Fast forward two years and I live with an invisible illness. Thyroid-less and cancer-less, I depend on my daily Synthroid to get me through the day. When people learn I had thyroid cancer they tell me how great I look. I appreciate the compliment, but nobody knows how I really feel. Despite 10 hours of sleep on most nights (12, if it’s a weekend), I awake feeling like a zombie. No amount of coffee can counteract the grogginess, nor can a higher Synthroid dose that should technically give me more energy. There are many days where I wish I could implement nap time in my daily routine. Still, I am grateful that that is my worst symptom.
If I could offer advice to other newly diagnosed thyroid patients, it would be this:
1. Do your research: Find a good endocrinologist who will listen to you. This doctor will be your most important resource, and likely your doctor for life. Make sure you feel comfortable talking to him or her, and don’t be afraid to disagree if something doesn’t sound right. There are plenty of endocrinologists, so if one doctor is not a good fit, find another.
On the research front — read about thyroid cancer, undergoing a thyroidectomy, Synthroid and what to expect after surgery. The Thyroid Cancer Survivors’ Association and ThyroidChange (of which I am a supporter) are both valuable resources.
2. Ask questions: Just because your doctor went to medical school, it doesn’t mean he or she is always right. You know your body better than anyone, so always have your best interest at heart.
3. Utilize support groups: When I was first diagnosed I heard over and over that thyroid cancer was a “good” cancer or that if I “had” to get cancer, thyroid cancer was the one to get. I understand that people were trying to be supportive, but in 2015, approximately 1,950 people will die from thyroid cancer. I doubt they would agree that it is a “good” cancer. Support groups can be a helpful resource, and you can interact with people who are going, or have been through, a similar diagnosis.
4. Trust your gut: Here is where that “research project” line comes in to play. I did a ton of research — and I mean a ton! I saw four surgeons by the time I had concluded my “research” phase. Sure, it might have been overkill, but that is what I needed to feel confident in my decision to move forward.

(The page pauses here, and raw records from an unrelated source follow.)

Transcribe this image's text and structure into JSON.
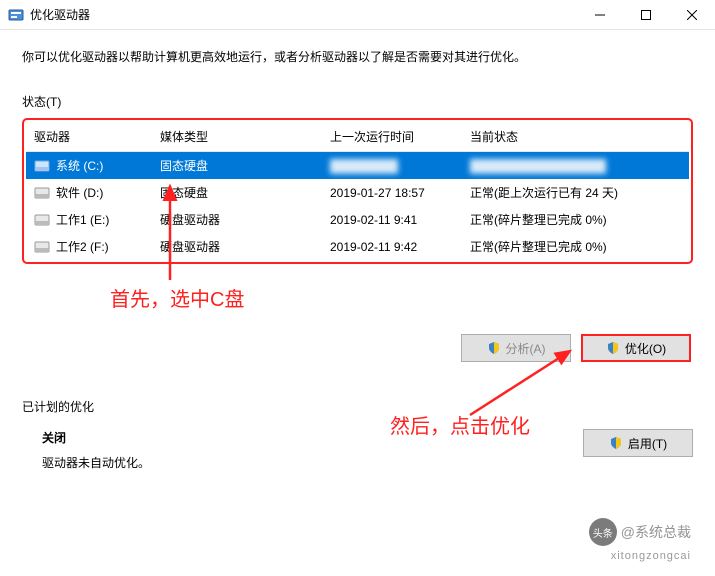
{
  "window": {
    "title": "优化驱动器"
  },
  "description": "你可以优化驱动器以帮助计算机更高效地运行，或者分析驱动器以了解是否需要对其进行优化。",
  "status_label": "状态(T)",
  "columns": {
    "drive": "驱动器",
    "media": "媒体类型",
    "last": "上一次运行时间",
    "state": "当前状态"
  },
  "drives": [
    {
      "name": "系统 (C:)",
      "media": "固态硬盘",
      "last": "",
      "state": "",
      "selected": true,
      "blurred": true
    },
    {
      "name": "软件 (D:)",
      "media": "固态硬盘",
      "last": "2019-01-27 18:57",
      "state": "正常(距上次运行已有 24 天)",
      "selected": false
    },
    {
      "name": "工作1 (E:)",
      "media": "硬盘驱动器",
      "last": "2019-02-11 9:41",
      "state": "正常(碎片整理已完成 0%)",
      "selected": false
    },
    {
      "name": "工作2 (F:)",
      "media": "硬盘驱动器",
      "last": "2019-02-11 9:42",
      "state": "正常(碎片整理已完成 0%)",
      "selected": false
    }
  ],
  "buttons": {
    "analyze": "分析(A)",
    "optimize": "优化(O)",
    "enable": "启用(T)",
    "close": "关闭(C)"
  },
  "schedule": {
    "title": "已计划的优化",
    "closed": "关闭",
    "desc": "驱动器未自动优化。"
  },
  "annotations": {
    "a1": "首先，选中C盘",
    "a2": "然后，点击优化"
  },
  "watermark": {
    "circle": "头条",
    "text": "@系统总裁",
    "sub": "xitongzongcai"
  }
}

5. Take time for yourself: Remember to breathe! It can be overwhelming going through a diagnosis like this, and hard not to get completely absorbed. Make time to see friends, go for a walk, or take a trip. It will help to clear your mind and you will make better decisions when you’ve allowed yourself some distance.